» **Task instructions**:
Please copy out the lines in the entries that contain "relationship".

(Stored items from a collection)
■ ■ ■ ■ ■

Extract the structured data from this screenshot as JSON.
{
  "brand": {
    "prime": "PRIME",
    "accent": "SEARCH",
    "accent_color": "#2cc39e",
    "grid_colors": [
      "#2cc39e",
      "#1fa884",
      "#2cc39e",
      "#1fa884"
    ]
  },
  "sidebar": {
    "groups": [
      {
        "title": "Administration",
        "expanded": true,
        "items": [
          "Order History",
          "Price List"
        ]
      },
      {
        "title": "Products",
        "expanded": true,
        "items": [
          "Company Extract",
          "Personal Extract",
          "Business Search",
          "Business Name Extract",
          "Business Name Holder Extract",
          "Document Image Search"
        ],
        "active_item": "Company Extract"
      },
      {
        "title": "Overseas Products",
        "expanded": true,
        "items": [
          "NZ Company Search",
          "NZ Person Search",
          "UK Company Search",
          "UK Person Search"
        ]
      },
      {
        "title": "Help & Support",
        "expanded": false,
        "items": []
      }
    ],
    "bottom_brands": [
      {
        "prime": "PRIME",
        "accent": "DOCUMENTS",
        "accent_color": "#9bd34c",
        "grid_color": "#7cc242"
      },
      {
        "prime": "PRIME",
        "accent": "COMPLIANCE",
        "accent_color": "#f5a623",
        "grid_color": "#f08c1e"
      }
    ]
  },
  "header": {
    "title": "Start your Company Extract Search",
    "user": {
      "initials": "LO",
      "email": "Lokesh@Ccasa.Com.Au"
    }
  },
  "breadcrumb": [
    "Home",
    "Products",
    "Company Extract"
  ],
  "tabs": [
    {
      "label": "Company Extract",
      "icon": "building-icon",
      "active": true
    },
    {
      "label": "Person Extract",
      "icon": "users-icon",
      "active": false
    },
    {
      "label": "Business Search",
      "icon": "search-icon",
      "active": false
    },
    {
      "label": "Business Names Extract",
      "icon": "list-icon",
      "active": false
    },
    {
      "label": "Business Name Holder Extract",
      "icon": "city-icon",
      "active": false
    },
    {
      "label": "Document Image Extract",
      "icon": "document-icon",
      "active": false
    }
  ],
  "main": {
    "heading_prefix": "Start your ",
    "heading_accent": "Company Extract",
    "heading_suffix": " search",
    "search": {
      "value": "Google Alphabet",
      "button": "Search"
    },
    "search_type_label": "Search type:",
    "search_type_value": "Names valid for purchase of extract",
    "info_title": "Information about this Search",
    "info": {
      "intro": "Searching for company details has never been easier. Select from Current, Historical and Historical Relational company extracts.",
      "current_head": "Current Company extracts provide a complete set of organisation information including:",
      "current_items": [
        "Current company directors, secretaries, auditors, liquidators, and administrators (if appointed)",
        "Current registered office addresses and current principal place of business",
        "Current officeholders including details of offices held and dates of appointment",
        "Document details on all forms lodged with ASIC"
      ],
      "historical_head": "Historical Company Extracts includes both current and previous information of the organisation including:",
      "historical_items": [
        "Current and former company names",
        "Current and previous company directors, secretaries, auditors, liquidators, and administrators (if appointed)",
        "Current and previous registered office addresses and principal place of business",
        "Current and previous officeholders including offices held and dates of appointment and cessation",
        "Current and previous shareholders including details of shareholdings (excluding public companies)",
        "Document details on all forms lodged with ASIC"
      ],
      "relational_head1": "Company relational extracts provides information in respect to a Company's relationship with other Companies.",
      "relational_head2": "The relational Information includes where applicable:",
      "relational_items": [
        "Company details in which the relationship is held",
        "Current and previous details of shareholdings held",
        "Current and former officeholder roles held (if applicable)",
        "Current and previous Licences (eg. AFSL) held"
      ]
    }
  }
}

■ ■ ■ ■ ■

» **Result of the task**:
      "relational_head1": "Company relational extracts provides information in respect to a Company's relationship with other Companies.",
        "Company details in which the relationship is held",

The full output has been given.